Claims that Syriza “hasn’t been given enough time” or that anyone who questions their actions is a “fascist” or “prefers the return of the previous regime” are commonplace, while, as predicted prior to the elections, Syriza representatives are now terrorizing the public (and excusing their actions) by claiming that “if Syriza falls, the neo-Nazis will take over,” ignoring, of course, the many other smaller alternative parties that exist, ranging from the United People’s Front (EPAM) to Antarsya to the “I Don’t Pay” Movement, which have maintained much stronger and more consistent anti-austerity rhetoric and been active on the ground as part of the social struggles. Cosmetic changes within Syriza, such as the replacement, in late April, of Varoufakis as Greece’s lead negotiator, will merely serve as window dressing. His replacement, Euclid Tsakalatos, has been described as a “classic Marxist” who has “learned to make compromises with capitalist reality” and who does not support a Grexit on the grounds that “national economic programs do not work.”

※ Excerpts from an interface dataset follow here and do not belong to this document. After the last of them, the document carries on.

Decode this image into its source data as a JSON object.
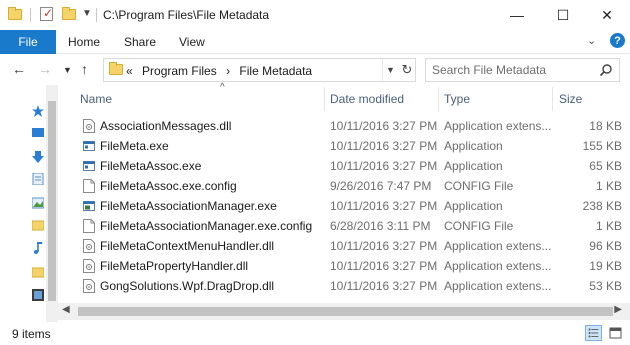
{
  "window": {
    "title": "C:\\Program Files\\File Metadata",
    "controls": {
      "minimize": "—",
      "maximize": "☐",
      "close": "✕"
    }
  },
  "ribbon": {
    "tabs": [
      {
        "label": "File",
        "active": true
      },
      {
        "label": "Home"
      },
      {
        "label": "Share"
      },
      {
        "label": "View"
      }
    ],
    "help": "?"
  },
  "address": {
    "prefix": "«",
    "crumbs": [
      "Program Files",
      "File Metadata"
    ],
    "separator": "›"
  },
  "search": {
    "placeholder": "Search File Metadata"
  },
  "columns": {
    "name": "Name",
    "date_modified": "Date modified",
    "type": "Type",
    "size": "Size"
  },
  "files": [
    {
      "name": "AssociationMessages.dll",
      "date": "10/11/2016 3:27 PM",
      "type": "Application extens...",
      "size": "18 KB",
      "icon": "dll-icon"
    },
    {
      "name": "FileMeta.exe",
      "date": "10/11/2016 3:27 PM",
      "type": "Application",
      "size": "155 KB",
      "icon": "exe-icon"
    },
    {
      "name": "FileMetaAssoc.exe",
      "date": "10/11/2016 3:27 PM",
      "type": "Application",
      "size": "65 KB",
      "icon": "exe-icon"
    },
    {
      "name": "FileMetaAssoc.exe.config",
      "date": "9/26/2016 7:47 PM",
      "type": "CONFIG File",
      "size": "1 KB",
      "icon": "config-file-icon"
    },
    {
      "name": "FileMetaAssociationManager.exe",
      "date": "10/11/2016 3:27 PM",
      "type": "Application",
      "size": "238 KB",
      "icon": "app-exe-icon"
    },
    {
      "name": "FileMetaAssociationManager.exe.config",
      "date": "6/28/2016 3:11 PM",
      "type": "CONFIG File",
      "size": "1 KB",
      "icon": "config-file-icon"
    },
    {
      "name": "FileMetaContextMenuHandler.dll",
      "date": "10/11/2016 3:27 PM",
      "type": "Application extens...",
      "size": "96 KB",
      "icon": "dll-icon"
    },
    {
      "name": "FileMetaPropertyHandler.dll",
      "date": "10/11/2016 3:27 PM",
      "type": "Application extens...",
      "size": "19 KB",
      "icon": "dll-icon"
    },
    {
      "name": "GongSolutions.Wpf.DragDrop.dll",
      "date": "10/11/2016 3:27 PM",
      "type": "Application extens...",
      "size": "53 KB",
      "icon": "dll-icon"
    }
  ],
  "status": {
    "item_count": "9 items"
  },
  "colors": {
    "accent": "#1979ca",
    "folder": "#f4d46a",
    "header_text": "#4c607a"
  }
}
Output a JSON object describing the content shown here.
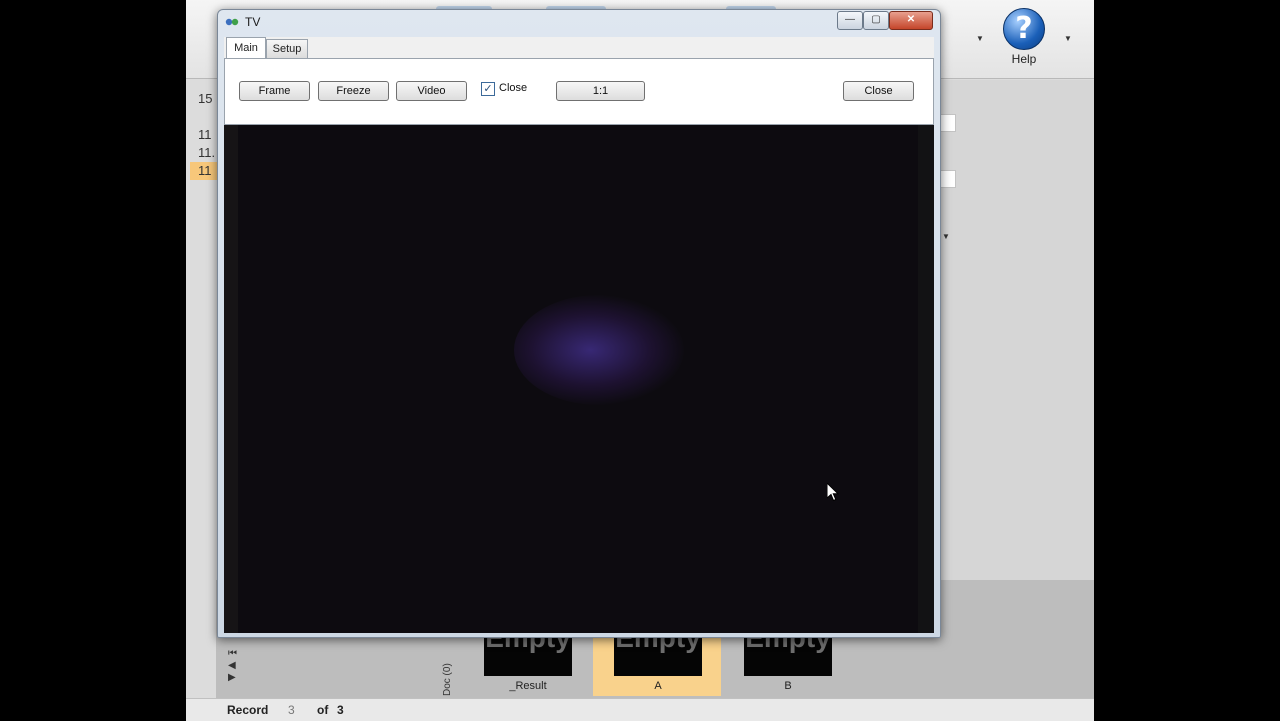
{
  "app": {
    "help_label": "Help",
    "left_rows": [
      "15",
      "11",
      "11.",
      "11"
    ],
    "thumbnails": [
      {
        "image_text": "Empty",
        "caption": "_Result"
      },
      {
        "image_text": "Empty",
        "caption": "A"
      },
      {
        "image_text": "Empty",
        "caption": "B"
      }
    ],
    "doc_label": "Doc (0)",
    "nav_arrows": [
      "⏮",
      "◀",
      "▶"
    ],
    "status": {
      "record_label": "Record",
      "record_current": "3",
      "of_label": "of",
      "record_total": "3"
    }
  },
  "tv_window": {
    "title": "TV",
    "title_buttons": {
      "minimize": "—",
      "maximize": "▢",
      "close": "✕"
    },
    "tabs": [
      {
        "label": "Main",
        "active": true
      },
      {
        "label": "Setup",
        "active": false
      }
    ],
    "buttons": {
      "frame": "Frame",
      "freeze": "Freeze",
      "video": "Video",
      "ratio": "1:1",
      "close": "Close"
    },
    "close_checkbox": {
      "label": "Close",
      "checked": true,
      "mark": "✓"
    }
  }
}
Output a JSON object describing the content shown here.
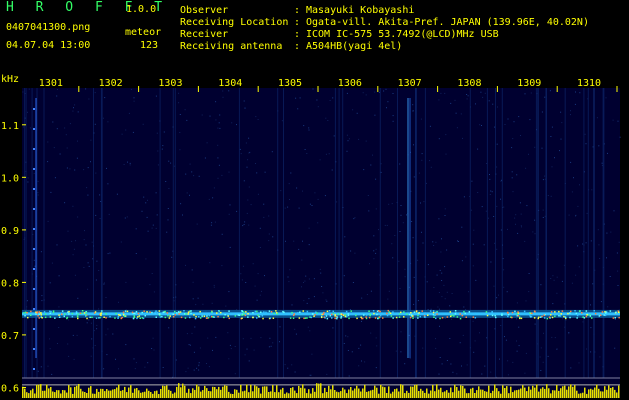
{
  "header": {
    "app_name": "H R O F F T",
    "version": "1.0.0",
    "filename": "0407041300.png",
    "meteor_label": "meteor",
    "datetime": "04.07.04 13:00",
    "meteor_count": "123"
  },
  "info": [
    {
      "key": "Observer",
      "value": "Masayuki Kobayashi"
    },
    {
      "key": "Receiving Location",
      "value": "Ogata-vill. Akita-Pref. JAPAN (139.96E, 40.02N)"
    },
    {
      "key": "Receiver",
      "value": "ICOM IC-575 53.7492(@LCD)MHz USB"
    },
    {
      "key": "Receiving antenna",
      "value": "A504HB(yagi 4el)"
    }
  ],
  "colors": {
    "text": "#ffff00",
    "title": "#33ff66",
    "background": "#000000",
    "spectrum_bg": "#000030",
    "echo_line": "#30c0ff"
  },
  "chart_data": {
    "type": "heatmap",
    "ylabel": "kHz",
    "y_ticks": [
      "1.1",
      "1.0",
      "0.9",
      "0.8",
      "0.7",
      "0.6"
    ],
    "x_ticks": [
      "1301",
      "1302",
      "1303",
      "1304",
      "1305",
      "1306",
      "1307",
      "1308",
      "1309",
      "1310"
    ],
    "carrier_frequency_khz": 0.74,
    "ylim": [
      0.58,
      1.17
    ]
  }
}
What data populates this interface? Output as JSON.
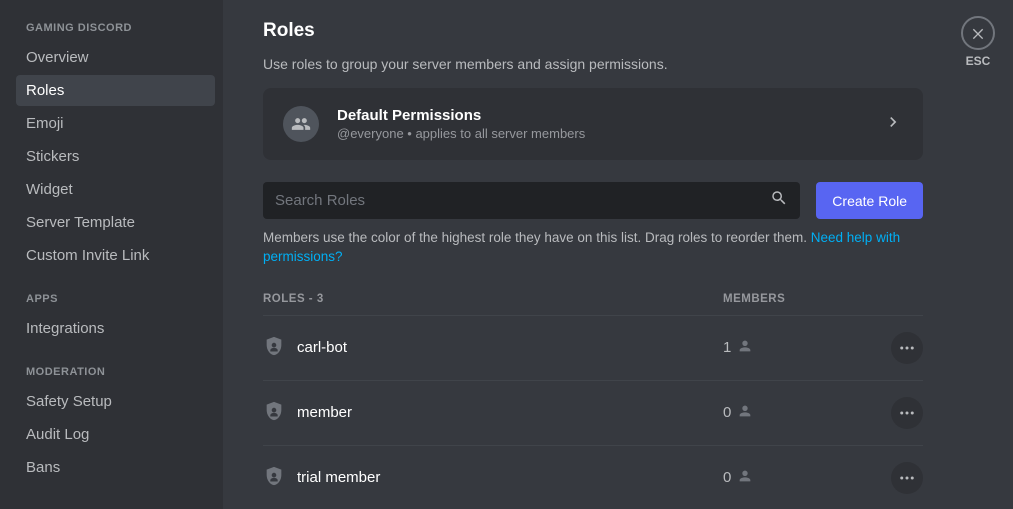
{
  "sidebar": {
    "sections": [
      {
        "header": "GAMING DISCORD",
        "items": [
          {
            "label": "Overview",
            "active": false
          },
          {
            "label": "Roles",
            "active": true
          },
          {
            "label": "Emoji",
            "active": false
          },
          {
            "label": "Stickers",
            "active": false
          },
          {
            "label": "Widget",
            "active": false
          },
          {
            "label": "Server Template",
            "active": false
          },
          {
            "label": "Custom Invite Link",
            "active": false
          }
        ]
      },
      {
        "header": "APPS",
        "items": [
          {
            "label": "Integrations",
            "active": false
          }
        ]
      },
      {
        "header": "MODERATION",
        "items": [
          {
            "label": "Safety Setup",
            "active": false
          },
          {
            "label": "Audit Log",
            "active": false
          },
          {
            "label": "Bans",
            "active": false
          }
        ]
      }
    ]
  },
  "close_label": "ESC",
  "page": {
    "title": "Roles",
    "description": "Use roles to group your server members and assign permissions."
  },
  "default_perms": {
    "title": "Default Permissions",
    "subtitle": "@everyone • applies to all server members"
  },
  "search": {
    "placeholder": "Search Roles"
  },
  "create_button": "Create Role",
  "help": {
    "text": "Members use the color of the highest role they have on this list. Drag roles to reorder them. ",
    "link": "Need help with permissions?"
  },
  "table": {
    "roles_header": "ROLES - 3",
    "members_header": "MEMBERS",
    "rows": [
      {
        "name": "carl-bot",
        "members": "1"
      },
      {
        "name": "member",
        "members": "0"
      },
      {
        "name": "trial member",
        "members": "0"
      }
    ]
  }
}
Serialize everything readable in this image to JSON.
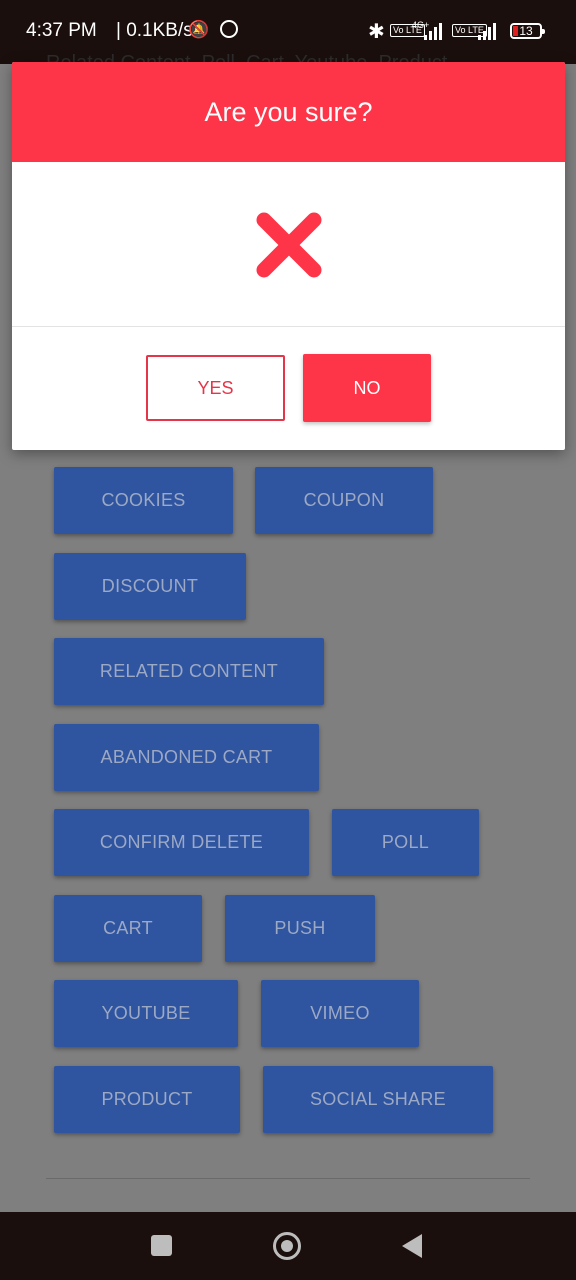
{
  "status_bar": {
    "time": "4:37 PM",
    "network_speed": "| 0.1KB/s",
    "network_type": "4G+",
    "volte_label": "Vo LTE",
    "battery": "13"
  },
  "page": {
    "title_text": "Related Content, Poll, Cart, Youtube, Product",
    "buttons": {
      "cookies": "COOKIES",
      "coupon": "COUPON",
      "discount": "DISCOUNT",
      "related_content": "RELATED CONTENT",
      "abandoned_cart": "ABANDONED CART",
      "confirm_delete": "CONFIRM DELETE",
      "poll": "POLL",
      "cart": "CART",
      "push": "PUSH",
      "youtube": "YOUTUBE",
      "vimeo": "VIMEO",
      "product": "PRODUCT",
      "social_share": "SOCIAL SHARE"
    }
  },
  "dialog": {
    "title": "Are you sure?",
    "icon": "close-x-icon",
    "yes_label": "YES",
    "no_label": "NO",
    "accent_color": "#fe3448"
  },
  "colors": {
    "button_blue": "#2f54a0",
    "overlay": "#7f7f7f"
  }
}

Three months has been plenty of time for the Syriza-led coalition to abandon most of its promises and to continue the same neoliberal policies of austerity and repression as its predecessors. The sooner the Greek people and the global left figure this out, the better.